(Data about app and page elements)
- Opening Delimiter -
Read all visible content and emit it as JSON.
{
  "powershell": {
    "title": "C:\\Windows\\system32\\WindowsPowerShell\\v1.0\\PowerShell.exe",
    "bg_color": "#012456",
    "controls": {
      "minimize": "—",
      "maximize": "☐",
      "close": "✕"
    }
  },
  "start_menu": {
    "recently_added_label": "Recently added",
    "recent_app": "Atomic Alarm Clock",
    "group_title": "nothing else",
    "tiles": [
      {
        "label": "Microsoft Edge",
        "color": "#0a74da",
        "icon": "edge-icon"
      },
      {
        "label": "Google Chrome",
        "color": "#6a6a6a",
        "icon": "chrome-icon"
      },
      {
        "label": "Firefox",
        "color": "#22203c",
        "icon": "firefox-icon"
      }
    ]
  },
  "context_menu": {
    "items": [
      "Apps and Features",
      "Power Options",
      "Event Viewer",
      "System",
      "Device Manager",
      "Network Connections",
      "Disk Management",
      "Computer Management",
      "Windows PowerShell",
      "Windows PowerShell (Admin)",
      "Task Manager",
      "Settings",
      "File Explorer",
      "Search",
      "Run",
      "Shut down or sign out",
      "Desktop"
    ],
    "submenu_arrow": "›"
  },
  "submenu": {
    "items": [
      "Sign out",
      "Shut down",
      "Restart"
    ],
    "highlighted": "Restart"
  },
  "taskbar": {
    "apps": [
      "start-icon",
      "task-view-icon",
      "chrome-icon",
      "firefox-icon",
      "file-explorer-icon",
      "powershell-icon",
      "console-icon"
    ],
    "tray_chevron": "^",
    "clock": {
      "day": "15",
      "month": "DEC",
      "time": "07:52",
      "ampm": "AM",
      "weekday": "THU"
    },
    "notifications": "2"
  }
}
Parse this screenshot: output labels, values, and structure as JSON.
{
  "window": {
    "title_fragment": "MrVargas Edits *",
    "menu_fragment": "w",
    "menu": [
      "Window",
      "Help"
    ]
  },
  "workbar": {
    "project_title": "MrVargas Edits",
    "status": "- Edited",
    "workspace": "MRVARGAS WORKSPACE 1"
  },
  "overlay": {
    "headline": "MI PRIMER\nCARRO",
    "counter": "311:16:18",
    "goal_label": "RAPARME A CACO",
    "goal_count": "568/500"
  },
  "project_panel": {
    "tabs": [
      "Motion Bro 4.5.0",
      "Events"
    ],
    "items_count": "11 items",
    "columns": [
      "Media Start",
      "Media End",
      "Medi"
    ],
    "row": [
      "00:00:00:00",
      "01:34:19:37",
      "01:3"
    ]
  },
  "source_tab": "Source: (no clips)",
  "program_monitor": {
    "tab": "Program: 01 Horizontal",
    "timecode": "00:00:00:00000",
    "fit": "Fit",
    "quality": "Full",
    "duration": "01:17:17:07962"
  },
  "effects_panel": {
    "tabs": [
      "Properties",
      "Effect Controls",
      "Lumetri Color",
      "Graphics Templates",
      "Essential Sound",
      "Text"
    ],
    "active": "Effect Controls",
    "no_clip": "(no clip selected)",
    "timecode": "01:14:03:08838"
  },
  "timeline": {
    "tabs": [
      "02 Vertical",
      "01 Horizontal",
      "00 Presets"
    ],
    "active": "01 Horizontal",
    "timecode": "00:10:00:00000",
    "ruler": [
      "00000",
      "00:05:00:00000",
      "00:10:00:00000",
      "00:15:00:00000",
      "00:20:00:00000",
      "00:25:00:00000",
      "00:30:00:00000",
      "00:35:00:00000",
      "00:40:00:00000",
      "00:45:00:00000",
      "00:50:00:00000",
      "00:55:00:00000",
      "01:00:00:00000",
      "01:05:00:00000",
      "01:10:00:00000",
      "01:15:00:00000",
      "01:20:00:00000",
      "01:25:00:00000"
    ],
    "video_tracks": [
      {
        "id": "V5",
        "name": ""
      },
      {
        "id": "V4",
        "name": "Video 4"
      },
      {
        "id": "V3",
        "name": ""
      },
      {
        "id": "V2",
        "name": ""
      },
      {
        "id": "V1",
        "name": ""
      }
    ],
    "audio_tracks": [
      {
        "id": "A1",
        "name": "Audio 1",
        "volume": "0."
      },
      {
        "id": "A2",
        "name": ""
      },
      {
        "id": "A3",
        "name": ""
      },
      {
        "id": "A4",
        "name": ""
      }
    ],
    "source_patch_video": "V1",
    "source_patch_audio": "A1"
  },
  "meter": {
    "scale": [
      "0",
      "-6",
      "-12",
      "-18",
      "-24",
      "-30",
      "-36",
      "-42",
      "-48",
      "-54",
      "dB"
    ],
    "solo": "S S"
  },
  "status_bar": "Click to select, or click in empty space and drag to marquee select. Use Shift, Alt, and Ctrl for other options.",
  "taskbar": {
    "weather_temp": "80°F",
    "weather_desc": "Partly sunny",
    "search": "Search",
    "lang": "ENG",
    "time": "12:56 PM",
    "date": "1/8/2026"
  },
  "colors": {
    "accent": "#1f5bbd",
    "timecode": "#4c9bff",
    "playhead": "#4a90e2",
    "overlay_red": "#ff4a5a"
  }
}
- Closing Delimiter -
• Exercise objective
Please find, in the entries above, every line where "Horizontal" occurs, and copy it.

• Result of this task
    "tab": "Program: 01 Horizontal",
      "01 Horizontal",
    "active": "01 Horizontal",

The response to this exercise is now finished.